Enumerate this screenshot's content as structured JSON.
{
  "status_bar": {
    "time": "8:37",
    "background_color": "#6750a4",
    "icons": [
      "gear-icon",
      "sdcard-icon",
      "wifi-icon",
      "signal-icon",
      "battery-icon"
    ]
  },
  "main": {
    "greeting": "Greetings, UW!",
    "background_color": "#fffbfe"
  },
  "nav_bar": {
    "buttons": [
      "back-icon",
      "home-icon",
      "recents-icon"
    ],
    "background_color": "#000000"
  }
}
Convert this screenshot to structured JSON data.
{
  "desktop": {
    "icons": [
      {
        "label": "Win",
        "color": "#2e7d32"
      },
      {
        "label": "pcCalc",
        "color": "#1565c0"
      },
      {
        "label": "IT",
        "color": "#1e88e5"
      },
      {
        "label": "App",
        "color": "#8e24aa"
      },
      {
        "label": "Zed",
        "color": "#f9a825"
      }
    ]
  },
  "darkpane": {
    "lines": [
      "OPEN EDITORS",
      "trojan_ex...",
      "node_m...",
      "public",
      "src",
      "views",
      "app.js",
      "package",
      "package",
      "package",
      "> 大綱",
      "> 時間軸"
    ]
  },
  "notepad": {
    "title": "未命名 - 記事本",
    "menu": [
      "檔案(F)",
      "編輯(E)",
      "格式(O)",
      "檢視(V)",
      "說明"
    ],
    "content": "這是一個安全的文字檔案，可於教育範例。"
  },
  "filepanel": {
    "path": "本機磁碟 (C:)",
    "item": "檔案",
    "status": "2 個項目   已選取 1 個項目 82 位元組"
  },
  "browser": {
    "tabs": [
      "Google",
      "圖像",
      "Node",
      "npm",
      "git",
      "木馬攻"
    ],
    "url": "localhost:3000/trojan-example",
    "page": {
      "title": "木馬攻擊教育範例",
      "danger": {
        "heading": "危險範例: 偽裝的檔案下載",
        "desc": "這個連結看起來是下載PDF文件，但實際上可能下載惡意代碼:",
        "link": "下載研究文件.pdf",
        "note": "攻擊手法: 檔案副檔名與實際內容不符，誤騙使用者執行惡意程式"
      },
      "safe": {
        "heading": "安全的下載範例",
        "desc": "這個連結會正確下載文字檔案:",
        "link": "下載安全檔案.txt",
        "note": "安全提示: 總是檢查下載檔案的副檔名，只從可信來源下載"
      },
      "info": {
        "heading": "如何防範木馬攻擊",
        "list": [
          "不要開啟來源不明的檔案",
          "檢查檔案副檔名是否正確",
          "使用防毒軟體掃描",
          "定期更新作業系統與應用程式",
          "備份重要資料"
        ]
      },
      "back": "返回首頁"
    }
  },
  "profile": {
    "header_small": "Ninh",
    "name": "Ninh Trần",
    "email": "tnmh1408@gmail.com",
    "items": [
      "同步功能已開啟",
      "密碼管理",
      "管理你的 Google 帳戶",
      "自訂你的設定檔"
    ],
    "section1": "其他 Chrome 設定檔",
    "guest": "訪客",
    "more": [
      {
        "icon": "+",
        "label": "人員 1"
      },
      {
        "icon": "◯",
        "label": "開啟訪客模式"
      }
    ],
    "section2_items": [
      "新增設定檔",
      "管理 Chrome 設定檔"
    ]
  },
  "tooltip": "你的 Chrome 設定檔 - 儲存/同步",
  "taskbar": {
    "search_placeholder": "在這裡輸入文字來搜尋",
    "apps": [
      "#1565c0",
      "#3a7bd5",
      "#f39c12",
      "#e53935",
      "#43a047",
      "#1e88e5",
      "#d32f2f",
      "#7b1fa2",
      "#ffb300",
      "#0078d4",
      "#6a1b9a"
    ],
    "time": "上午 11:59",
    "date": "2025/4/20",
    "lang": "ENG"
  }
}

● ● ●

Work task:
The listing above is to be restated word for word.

Written solution:
Enumerate this screenshot's content as structured JSON.
{
  "status_bar": {
    "time": "8:37",
    "background_color": "#6750a4",
    "icons": [
      "gear-icon",
      "sdcard-icon",
      "wifi-icon",
      "signal-icon",
      "battery-icon"
    ]
  },
  "main": {
    "greeting": "Greetings, UW!",
    "background_color": "#fffbfe"
  },
  "nav_bar": {
    "buttons": [
      "back-icon",
      "home-icon",
      "recents-icon"
    ],
    "background_color": "#000000"
  }
}
Convert this screenshot to structured JSON data.
{
  "desktop": {
    "icons": [
      {
        "label": "Win",
        "color": "#2e7d32"
      },
      {
        "label": "pcCalc",
        "color": "#1565c0"
      },
      {
        "label": "IT",
        "color": "#1e88e5"
      },
      {
        "label": "App",
        "color": "#8e24aa"
      },
      {
        "label": "Zed",
        "color": "#f9a825"
      }
    ]
  },
  "darkpane": {
    "lines": [
      "OPEN EDITORS",
      "trojan_ex...",
      "node_m...",
      "public",
      "src",
      "views",
      "app.js",
      "package",
      "package",
      "package",
      "> 大綱",
      "> 時間軸"
    ]
  },
  "notepad": {
    "title": "未命名 - 記事本",
    "menu": [
      "檔案(F)",
      "編輯(E)",
      "格式(O)",
      "檢視(V)",
      "說明"
    ],
    "content": "這是一個安全的文字檔案，可於教育範例。"
  },
  "filepanel": {
    "path": "本機磁碟 (C:)",
    "item": "檔案",
    "status": "2 個項目   已選取 1 個項目 82 位元組"
  },
  "browser": {
    "tabs": [
      "Google",
      "圖像",
      "Node",
      "npm",
      "git",
      "木馬攻"
    ],
    "url": "localhost:3000/trojan-example",
    "page": {
      "title": "木馬攻擊教育範例",
      "danger": {
        "heading": "危險範例: 偽裝的檔案下載",
        "desc": "這個連結看起來是下載PDF文件，但實際上可能下載惡意代碼:",
        "link": "下載研究文件.pdf",
        "note": "攻擊手法: 檔案副檔名與實際內容不符，誤騙使用者執行惡意程式"
      },
      "safe": {
        "heading": "安全的下載範例",
        "desc": "這個連結會正確下載文字檔案:",
        "link": "下載安全檔案.txt",
        "note": "安全提示: 總是檢查下載檔案的副檔名，只從可信來源下載"
      },
      "info": {
        "heading": "如何防範木馬攻擊",
        "list": [
          "不要開啟來源不明的檔案",
          "檢查檔案副檔名是否正確",
          "使用防毒軟體掃描",
          "定期更新作業系統與應用程式",
          "備份重要資料"
        ]
      },
      "back": "返回首頁"
    }
  },
  "profile": {
    "header_small": "Ninh",
    "name": "Ninh Trần",
    "email": "tnmh1408@gmail.com",
    "items": [
      "同步功能已開啟",
      "密碼管理",
      "管理你的 Google 帳戶",
      "自訂你的設定檔"
    ],
    "section1": "其他 Chrome 設定檔",
    "guest": "訪客",
    "more": [
      {
        "icon": "+",
        "label": "人員 1"
      },
      {
        "icon": "◯",
        "label": "開啟訪客模式"
      }
    ],
    "section2_items": [
      "新增設定檔",
      "管理 Chrome 設定檔"
    ]
  },
  "tooltip": "你的 Chrome 設定檔 - 儲存/同步",
  "taskbar": {
    "search_placeholder": "在這裡輸入文字來搜尋",
    "apps": [
      "#1565c0",
      "#3a7bd5",
      "#f39c12",
      "#e53935",
      "#43a047",
      "#1e88e5",
      "#d32f2f",
      "#7b1fa2",
      "#ffb300",
      "#0078d4",
      "#6a1b9a"
    ],
    "time": "上午 11:59",
    "date": "2025/4/20",
    "lang": "ENG"
  }
}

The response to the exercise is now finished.